On May Day this spring my husband and I went to down to our community garden plot by the Wallkill River; we found it—and even the parking lot—under water. This is not uncommon for this location—it is a floodplain, after all—but some of the little seedlings that gardeners had already planted were going to be unhappy. We felt chagrined by that, but we once again admired the stalwart trees and shrubs between the gardens and the river. They keep the aftereffects of storms from being much, much worse.
These trees and shrubs were planted in 2004-05, when the Ulster Soil and Water Conservation District, with other partners, put in a marvelous 35-foot-wide riparian buffer of woody plants along 1,200 feet of the Wallkill. The project, according to their signage, was meant to "slow down the erosion process and keep this special place from dissolving into the river." For the buffer, the District and its partners used trees and shrubs that could withstand periodic flooding, like river birches, willows, button bushes, and elderberry.
Here in the Hudson Valley, flooding is a hazard for many people. Even those who don't live on floodplains will often have parts of their properties affected, or even overwhelmed by, inadequate channels for stormwater. This could lead to simply an area of lawn that stays persistently wet and won't support grass, all the way up to stormwater that runs catastrophically off into the basement. And even those of us who do have good runoff would like to keep more of the stormwater in place so as to avoid taxing municipal infrastructure.

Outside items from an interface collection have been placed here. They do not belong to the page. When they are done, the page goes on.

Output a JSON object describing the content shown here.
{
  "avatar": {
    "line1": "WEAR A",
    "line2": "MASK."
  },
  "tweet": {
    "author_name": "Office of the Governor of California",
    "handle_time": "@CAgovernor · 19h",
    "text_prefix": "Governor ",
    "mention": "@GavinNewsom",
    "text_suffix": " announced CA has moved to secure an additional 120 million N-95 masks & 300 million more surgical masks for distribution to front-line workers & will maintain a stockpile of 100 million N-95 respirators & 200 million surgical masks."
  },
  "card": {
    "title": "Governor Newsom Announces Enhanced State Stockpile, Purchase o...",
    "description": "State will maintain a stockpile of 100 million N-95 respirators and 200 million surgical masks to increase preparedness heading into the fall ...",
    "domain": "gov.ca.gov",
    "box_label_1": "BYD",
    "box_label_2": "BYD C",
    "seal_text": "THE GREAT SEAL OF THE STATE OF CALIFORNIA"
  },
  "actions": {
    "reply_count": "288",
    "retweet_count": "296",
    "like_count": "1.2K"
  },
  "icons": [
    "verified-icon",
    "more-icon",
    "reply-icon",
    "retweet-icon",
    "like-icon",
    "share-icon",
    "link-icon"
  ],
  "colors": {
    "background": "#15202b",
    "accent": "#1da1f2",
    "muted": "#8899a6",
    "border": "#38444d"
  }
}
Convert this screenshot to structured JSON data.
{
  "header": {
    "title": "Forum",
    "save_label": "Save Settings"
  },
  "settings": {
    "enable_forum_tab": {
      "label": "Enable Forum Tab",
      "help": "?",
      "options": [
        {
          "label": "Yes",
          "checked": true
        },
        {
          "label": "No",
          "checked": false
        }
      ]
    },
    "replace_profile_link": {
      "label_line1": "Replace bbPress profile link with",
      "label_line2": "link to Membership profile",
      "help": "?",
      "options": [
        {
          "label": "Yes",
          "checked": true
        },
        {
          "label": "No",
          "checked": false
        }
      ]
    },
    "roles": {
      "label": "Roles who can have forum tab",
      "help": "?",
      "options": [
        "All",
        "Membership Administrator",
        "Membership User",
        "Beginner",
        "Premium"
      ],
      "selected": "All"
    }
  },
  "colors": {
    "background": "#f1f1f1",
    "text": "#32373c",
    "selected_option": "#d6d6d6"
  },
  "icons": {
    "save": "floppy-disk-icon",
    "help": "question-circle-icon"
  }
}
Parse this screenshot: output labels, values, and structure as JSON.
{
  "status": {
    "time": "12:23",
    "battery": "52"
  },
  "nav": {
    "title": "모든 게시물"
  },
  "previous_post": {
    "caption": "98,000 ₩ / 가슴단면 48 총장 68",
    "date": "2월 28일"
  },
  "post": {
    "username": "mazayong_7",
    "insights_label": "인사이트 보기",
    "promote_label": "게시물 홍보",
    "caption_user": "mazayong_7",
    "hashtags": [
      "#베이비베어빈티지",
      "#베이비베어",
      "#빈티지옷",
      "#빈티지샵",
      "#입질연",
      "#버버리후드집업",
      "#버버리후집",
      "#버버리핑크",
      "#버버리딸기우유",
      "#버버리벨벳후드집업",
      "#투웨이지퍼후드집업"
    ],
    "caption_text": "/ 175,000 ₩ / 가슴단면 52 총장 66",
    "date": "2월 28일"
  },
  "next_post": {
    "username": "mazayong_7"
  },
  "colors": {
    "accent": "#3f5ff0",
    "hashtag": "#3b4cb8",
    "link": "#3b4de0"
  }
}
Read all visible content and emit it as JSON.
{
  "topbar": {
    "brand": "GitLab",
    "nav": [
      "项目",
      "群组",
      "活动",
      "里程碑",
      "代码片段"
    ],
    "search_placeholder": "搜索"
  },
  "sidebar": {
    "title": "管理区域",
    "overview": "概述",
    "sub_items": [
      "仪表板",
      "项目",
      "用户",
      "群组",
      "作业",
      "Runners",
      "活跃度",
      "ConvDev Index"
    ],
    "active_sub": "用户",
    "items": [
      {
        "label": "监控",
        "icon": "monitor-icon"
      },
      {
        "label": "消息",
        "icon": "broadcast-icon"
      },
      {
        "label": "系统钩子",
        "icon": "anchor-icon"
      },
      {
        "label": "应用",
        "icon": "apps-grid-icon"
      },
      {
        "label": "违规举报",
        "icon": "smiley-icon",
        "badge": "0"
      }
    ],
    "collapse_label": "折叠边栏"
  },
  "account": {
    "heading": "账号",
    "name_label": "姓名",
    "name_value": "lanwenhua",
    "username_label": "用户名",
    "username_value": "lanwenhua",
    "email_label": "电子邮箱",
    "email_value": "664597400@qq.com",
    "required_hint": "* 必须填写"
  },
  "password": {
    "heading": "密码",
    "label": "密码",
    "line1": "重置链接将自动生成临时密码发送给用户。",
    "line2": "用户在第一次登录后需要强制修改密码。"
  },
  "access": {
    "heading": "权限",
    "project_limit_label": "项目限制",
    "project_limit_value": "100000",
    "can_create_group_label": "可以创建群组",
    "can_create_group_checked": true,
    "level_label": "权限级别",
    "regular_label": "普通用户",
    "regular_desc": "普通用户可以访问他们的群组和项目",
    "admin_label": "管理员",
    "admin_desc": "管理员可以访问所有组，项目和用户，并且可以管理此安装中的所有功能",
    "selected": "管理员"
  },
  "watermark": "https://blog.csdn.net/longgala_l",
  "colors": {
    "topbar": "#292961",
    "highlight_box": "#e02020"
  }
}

Woody Shrubs to the Rescue
Woody shrubs can be used for all kinds of stormwater retention projects, from massive municipal bioswales to tiny rain gardens—you just need to know which ones to select.
These shrubs are covered in a comprehensive, 56-page, illustrated free new guide from Cornell's Urban Horticulture Institute, Woody Plants for Stormwater Retention Practices, by Ethan M. Dropkin and Nina Bassuk.
The guide describes the following stormwater retention systems, all of which can be adapted for home landscapes: Vegetated Filter Strips (strips of lawn that help slow water as it moves to a riparian buffer or natural area), Vegetated Swales (constructed channels in the earth lined with turf), Tree Plantings (tree canopy slows stormwater down on its way to the earth), Rain Gardens (planted depressions in the earth used to temporarily retain stormwater), Stormwater Planters (surface or subsurface planters designed to slow, filter, and possibly retain stormwater runoff), and Bioswales (stormwater conveyance systems that ideally rely on a variety of plant materials so as to provide additional ecosystem benefits, like food for wildlife).